ABSTRACT: Meningiomas are mostly benign tumors which arise from the meninges. They are among the cytogenetically best-studied solid tumors, mostly displaying a normal karyotype or, as a typical primary aberration, monosomy of chromosome 22. Further secondary chromosomal aberrations, especially the deletion of chromosome 1p, are correlated with increasing biological aggressiveness up to malignancy. These data are derived from the cytogenetical characterization of 661 meningiomas, from which the genetic progression score (GPS) has been developed. Due to the high expenditure of time and the expert knowledge for the cytogenetical characterization, the aim of this work was to establish an equally reliable yet more rapid clinical diagnosis based on fluorescence in situ hybridization (FISH) on meningiomas. Thus a comparison between the native tumor tissue and the primary culture of the same tumor was done in order to determine the most efficient method for a molecular cytogenetic characterization. The diagnostic procedure has to deliver fast and robust results, since they must enable the attending physician to plan the appropriate follow-up regimens for the patients. All in all, preparations of native tumor tissue as well as preparations of cell culture of 22 meningiomas were tested with FISH for aberrations concerning the prognostically relevant chromosome regions 1p and 9p, and the chromosomes 10, 14, 18 and 22 in comparison with the particular karyotypes revealed by conventional karyotyping using G-banding. The FISH examinations between native and cultured cells showed an accordance of 93.4%. The comparison of FISH data and karyotyping presented accordance to the greatest possible extent concerning the chromosomes 14, 18 and 22, but to detect the progression associated losses of 1p and 9p FISH is the most sensitive method. The raised data reveal that both methods can be used for a significant analysis of chromosome aberrations on meningiomas. As a result of that the complex primary culture could also be avoided. Therefore a clinical diagnosis based on FISH on meningiomas is at hand for the assignment of patients to a suitable follow-up regimen.Molecular Cytogenetics 02/2014; 7(1):12. · 2.36 Impact Factor
- [show abstract] [hide abstract]
ABSTRACT: Meningiomas are common tumors, representing 15% to 25% of all central nervous system tumors.
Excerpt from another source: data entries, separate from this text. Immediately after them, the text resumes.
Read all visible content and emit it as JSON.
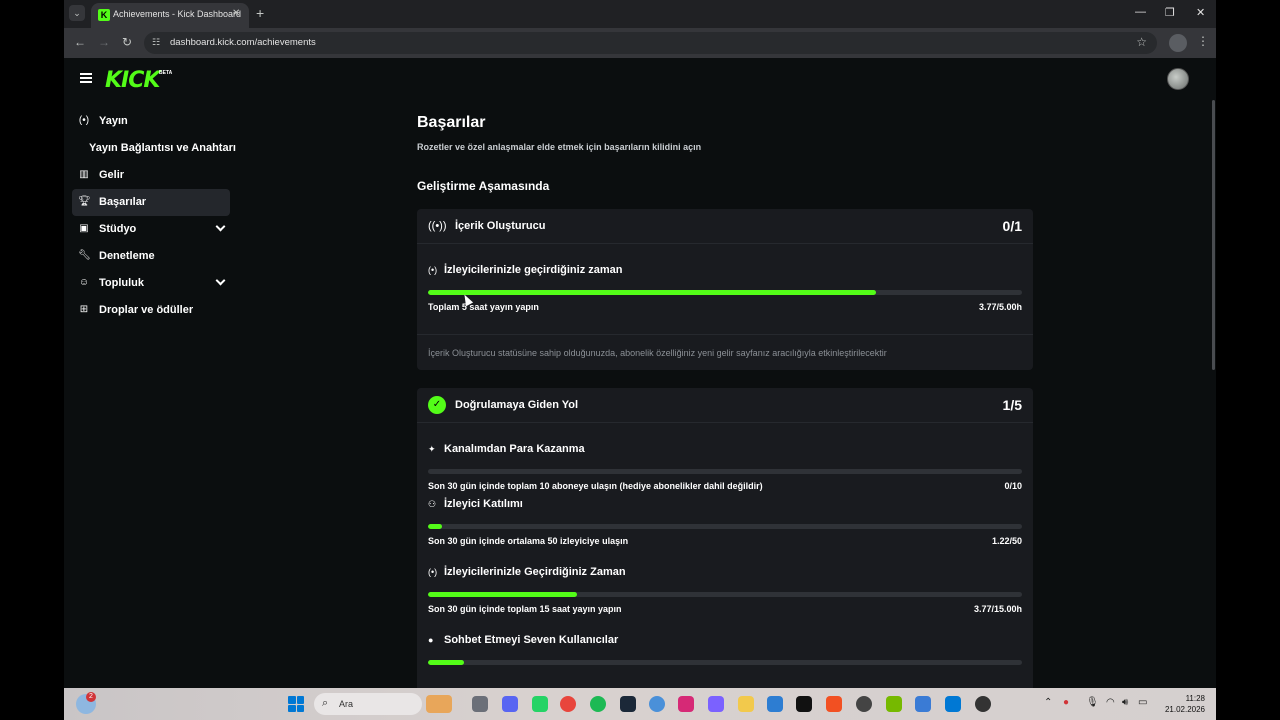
{
  "browser": {
    "tab_title": "Achievements - Kick Dashboard",
    "url": "dashboard.kick.com/achievements"
  },
  "header": {
    "logo": "KICK",
    "logo_badge": "BETA"
  },
  "sidebar": {
    "items": [
      {
        "label": "Yayın",
        "icon": "broadcast-icon"
      },
      {
        "label": "Yayın Bağlantısı ve Anahtarı",
        "icon": ""
      },
      {
        "label": "Gelir",
        "icon": "chart-icon"
      },
      {
        "label": "Başarılar",
        "icon": "trophy-icon",
        "active": true
      },
      {
        "label": "Stüdyo",
        "icon": "studio-icon",
        "expandable": true
      },
      {
        "label": "Denetleme",
        "icon": "wrench-icon"
      },
      {
        "label": "Topluluk",
        "icon": "community-icon",
        "expandable": true
      },
      {
        "label": "Droplar ve ödüller",
        "icon": "gift-icon"
      }
    ]
  },
  "main": {
    "title": "Başarılar",
    "subtitle": "Rozetler ve özel anlaşmalar elde etmek için başarıların kilidini açın",
    "section_title": "Geliştirme Aşamasında",
    "cards": [
      {
        "title": "İçerik Oluşturucu",
        "count": "0/1",
        "icon": "broadcast-icon",
        "tasks": [
          {
            "title": "İzleyicilerinizle geçirdiğiniz zaman",
            "desc": "Toplam 5 saat yayın yapın",
            "value": "3.77/5.00h",
            "progress": 0.754
          }
        ],
        "note": "İçerik Oluşturucu statüsüne sahip olduğunuzda, abonelik özelliğiniz yeni gelir sayfanız aracılığıyla etkinleştirilecektir"
      },
      {
        "title": "Doğrulamaya Giden Yol",
        "count": "1/5",
        "icon": "verified-badge-icon",
        "tasks": [
          {
            "title": "Kanalımdan Para Kazanma",
            "desc": "Son 30 gün içinde toplam 10 aboneye ulaşın (hediye abonelikler dahil değildir)",
            "value": "0/10",
            "progress": 0.0
          },
          {
            "title": "İzleyici Katılımı",
            "desc": "Son 30 gün içinde ortalama 50 izleyiciye ulaşın",
            "value": "1.22/50",
            "progress": 0.024
          },
          {
            "title": "İzleyicilerinizle Geçirdiğiniz Zaman",
            "desc": "Son 30 gün içinde toplam 15 saat yayın yapın",
            "value": "3.77/15.00h",
            "progress": 0.251
          },
          {
            "title": "Sohbet Etmeyi Seven Kullanıcılar",
            "desc": "",
            "value": "",
            "progress": 0.06
          }
        ]
      }
    ]
  },
  "taskbar": {
    "search_placeholder": "Ara",
    "weather_badge": "2",
    "time": "11:28",
    "date": "21.02.2026"
  },
  "colors": {
    "accent": "#53fc18",
    "page_bg": "#0b0e0f",
    "card_bg": "#191b1f"
  }
}
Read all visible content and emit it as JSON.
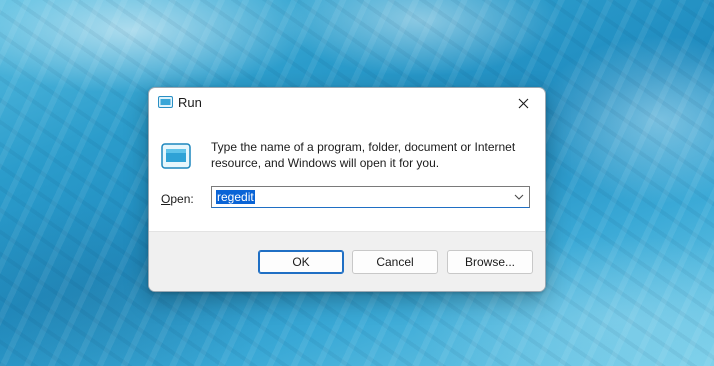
{
  "window": {
    "title": "Run",
    "icon": "run-app-icon",
    "close_icon": "close-icon"
  },
  "prompt": {
    "description": "Type the name of a program, folder, document or Internet resource, and Windows will open it for you.",
    "icon": "run-app-icon"
  },
  "open_field": {
    "label_accel": "O",
    "label_rest": "pen:",
    "value": "regedit",
    "dropdown_icon": "chevron-down-icon"
  },
  "buttons": {
    "ok": "OK",
    "cancel": "Cancel",
    "browse": "Browse..."
  },
  "colors": {
    "accent": "#0a64d6",
    "dialog_bg": "#ffffff",
    "footer_bg": "#f0f0f0"
  }
}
NF2 gene inactivation on chromosome 22 has been shown as an early event in tumorigenesis; however, few factors underlying tumor growth and progression have been identified. The chromosomal abnormalities of 14q32 are often associated with meningioma pathogenesis and progression; therefore, it has been proposed that an as yet unidentified tumor suppressor is present at this locus. Maternally expressed gene 3 (MEG3) is an imprinted gene located at 14q32 which encodes a noncoding RNA with an antiproliferative function. We found that MEG3 mRNA is highly expressed in normal arachnoidal cells. However, MEG3 is not expressed in the majority of human meningiomas or the human meningioma cell lines IOMM-Lee and CH157-MN. There is a strong association between loss of MEG3 expression and tumor grade. Allelic loss at the MEG3 locus is also observed in meningiomas, with increasing prevalence in higher grade tumors. In addition, there is an increase in CpG methylation within the promoter and the imprinting control region of MEG3 gene in meningiomas. Functionally, MEG3 suppresses DNA synthesis in both IOMM-Lee and CH157-MN cells by approximately 60% in bromodeoxyuridine incorporation assays. Colony-forming efficiency assays show that MEG3 inhibits colony formation in CH157-MN cells by approximately 80%. Furthermore, MEG3 stimulates p53-mediated transactivation in these cell lines. Therefore, these data are consistent with the hypothesis that MEG3, which encodes a noncoding RNA, may be a tumor suppressor gene at chromosome 14q32 involved in meningioma progression via a novel mechanism.Cancer Research 02/2010; 70(6):2350-8. · 8.65 Impact Factor